The implementation modalities of these instruments, which could for instance be modelled after the International Organisation for Migration’s Skills Mobility Partnerships, will be critical for success and need therefore to be pondered over. However, ascertaining Talent Partnerships’ potentially negative long-term effects on developing countries in general and on Africa in particular is primordial. While the Talent Partnerships and Talent Pool offer evident advantages for countries of destination and migrants alike, the benefits for origin countries remain unclear – in particular from a development perspective. Increased remittances, albeit largely beneficial to developing countries, are unlikely to fully compensate for the ensuing brain drain. Hard-hit by COVID-19 economic impact, Africa will probably see its pre-pandemic developmental trajectory disrupted in the future. Against this backdrop, the risks associated with these labour and skills mobility schemes for a continent already plagued by skills shortages will have to be anticipated with a view to managing, eliminating, or reducing them to an acceptable level.

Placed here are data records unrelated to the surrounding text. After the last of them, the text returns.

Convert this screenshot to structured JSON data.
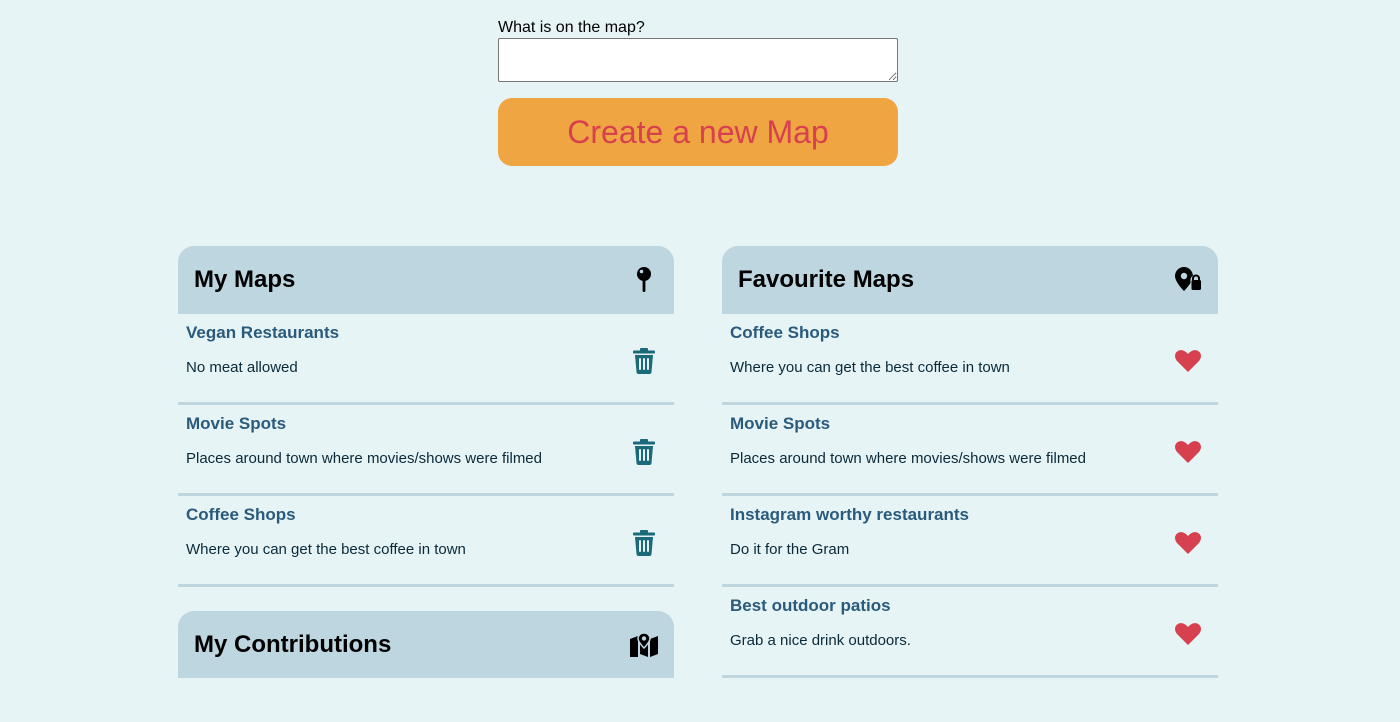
{
  "form": {
    "label": "What is on the map?",
    "textarea_value": "",
    "create_button": "Create a new Map"
  },
  "colors": {
    "background": "#e6f4f5",
    "panel_header": "#bdd6df",
    "create_button_bg": "#efa542",
    "create_button_text": "#d6404f",
    "map_name": "#2a5a7c",
    "trash_icon": "#1a6a7a",
    "heart_icon": "#d6404f"
  },
  "my_maps": {
    "title": "My Maps",
    "icon": "pushpin-icon",
    "items": [
      {
        "name": "Vegan Restaurants",
        "description": "No meat allowed",
        "action_icon": "trash-icon"
      },
      {
        "name": "Movie Spots",
        "description": "Places around town where movies/shows were filmed",
        "action_icon": "trash-icon"
      },
      {
        "name": "Coffee Shops",
        "description": "Where you can get the best coffee in town",
        "action_icon": "trash-icon"
      }
    ]
  },
  "my_contributions": {
    "title": "My Contributions",
    "icon": "folded-map-icon"
  },
  "favourite_maps": {
    "title": "Favourite Maps",
    "icon": "location-lock-icon",
    "items": [
      {
        "name": "Coffee Shops",
        "description": "Where you can get the best coffee in town",
        "action_icon": "heart-icon"
      },
      {
        "name": "Movie Spots",
        "description": "Places around town where movies/shows were filmed",
        "action_icon": "heart-icon"
      },
      {
        "name": "Instagram worthy restaurants",
        "description": "Do it for the Gram",
        "action_icon": "heart-icon"
      },
      {
        "name": "Best outdoor patios",
        "description": "Grab a nice drink outdoors.",
        "action_icon": "heart-icon"
      }
    ]
  }
}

As a case in point, this will be all the more important in the health sector – in the event of future pandemics notably.
“Ascertaining Talent Partnerships’ potentially negative long-term effects on developing countries in general and on Africa in particular is primordial”.
This calls for a concerted and upstream approach between Europe and Africa, and this well before the implementation stage. There is a window of opportunity as the implementation of Talent Partnerships lacks clarity so far. Extensive reflection should thus be conducted on how to leverage them for Africa’s structural transformation. In this regard, the scheme should make provision for two distinct and complementary measures: a core measure and an accompanying one. The former, the skills and knowledge transfer implemented in the context of skilled migrant workers’ reintegration into their origin countries and/or circular migration, aims to ensure mutual benefits. The latter should take the form of large-scale and intensive training or upskilling programmes targeting local communities for the direct benefit of African countries. The partnership forged in December 2020 between the European Union and the Tony Elumelu Foundation in order to, among other things, train and mentor 2500 young African entrepreneurs, illustrates the acute need for African population’s empowerment as a key driver for growth and job creation.
“Extensive reflection should thus be conducted on how to leverage them for Africa’s structural transformation”.
For Africa not to be on the losing end, Talent partnerships will have to be guided by two major imperatives. On the one hand, the necessity to favour long-term vision over short-termism. On the other hand, the necessity to factor into the same equation EU demand, Africa’s supply and its needs in terms of skilled manpower. In order to meet both requirements and to shy away from Africa-focussed initiatives unilaterally conceived by the EU such as the Africa-Europe Alliance for Sustainable Investments and Jobs, innovative and coordinated actions must be carried out. Albeit a lengthy process, having systematic joint ex-ante impact assessments conducted by European and African sides appears of particular relevance as these exercises aim to scrutinize policies or programmes potential effects, notably socioeconomic ones, through prospective analysis. Wherever pertinent and feasible, these assessments will be carried out at the following levels:
- National level by an African country and a European one considering forging such a partnership together;
- Continental level by the African Union Commission (AUC) and the European Commission.
Having ex-ante impact assessments done by the AUC and the EC would add value inasmuch as these organisations may have a better overview of African and European countries likely to be interested in entering a Talent Partnership and may be able to present Talent Partnerships’ impact on a much larger scale. Regardless of the level, the availability and reliability of data will determine the quality of these impact assessments.
“Albeit a lengthy process, having systematic joint ex-ante impact assessments conducted by European and African sides appears of particular relevance”.
Talent Partnerships should therefore be seen at the same time as an opportunity and a test for the strengthened partnership between Europe and Africa. An opportunity for both sides to jointly respond to their respective needs and a test as regards their ability to do so.